What to produce. If a line in the entries contains the string "label", include that line in your answer.

Segment Start: Input

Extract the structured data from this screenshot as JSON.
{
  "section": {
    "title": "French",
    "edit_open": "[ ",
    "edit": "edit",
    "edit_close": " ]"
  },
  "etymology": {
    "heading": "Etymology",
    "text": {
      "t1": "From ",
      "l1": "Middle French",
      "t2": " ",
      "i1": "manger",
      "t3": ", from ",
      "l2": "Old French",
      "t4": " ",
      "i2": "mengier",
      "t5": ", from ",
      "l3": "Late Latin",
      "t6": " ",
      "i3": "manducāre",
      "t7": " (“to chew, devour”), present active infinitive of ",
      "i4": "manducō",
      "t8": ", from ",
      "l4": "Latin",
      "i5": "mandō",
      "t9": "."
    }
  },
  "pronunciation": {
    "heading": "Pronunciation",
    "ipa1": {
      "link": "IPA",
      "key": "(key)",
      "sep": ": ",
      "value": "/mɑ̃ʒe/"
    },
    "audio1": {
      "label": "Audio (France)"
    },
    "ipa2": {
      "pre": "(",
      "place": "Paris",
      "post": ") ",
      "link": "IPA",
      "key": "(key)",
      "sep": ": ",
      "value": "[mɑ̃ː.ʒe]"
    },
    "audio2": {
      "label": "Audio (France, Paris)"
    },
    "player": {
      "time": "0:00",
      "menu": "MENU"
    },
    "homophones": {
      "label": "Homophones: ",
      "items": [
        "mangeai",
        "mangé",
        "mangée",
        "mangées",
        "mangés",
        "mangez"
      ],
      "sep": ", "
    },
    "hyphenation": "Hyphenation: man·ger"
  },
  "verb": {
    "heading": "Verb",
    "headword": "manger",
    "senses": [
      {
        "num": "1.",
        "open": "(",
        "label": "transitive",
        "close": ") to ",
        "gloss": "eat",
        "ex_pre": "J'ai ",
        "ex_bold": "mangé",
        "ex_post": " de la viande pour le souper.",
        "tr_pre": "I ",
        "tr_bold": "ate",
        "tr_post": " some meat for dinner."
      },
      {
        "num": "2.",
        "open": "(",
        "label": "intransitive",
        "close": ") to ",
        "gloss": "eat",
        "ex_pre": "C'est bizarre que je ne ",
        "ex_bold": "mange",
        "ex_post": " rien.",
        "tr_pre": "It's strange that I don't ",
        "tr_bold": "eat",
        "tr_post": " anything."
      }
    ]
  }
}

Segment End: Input

Finished task.
      "label": "Audio (France)"
      "label": "Audio (France, Paris)"
      "label": "Homophones: ",
        "label": "transitive",
        "label": "intransitive",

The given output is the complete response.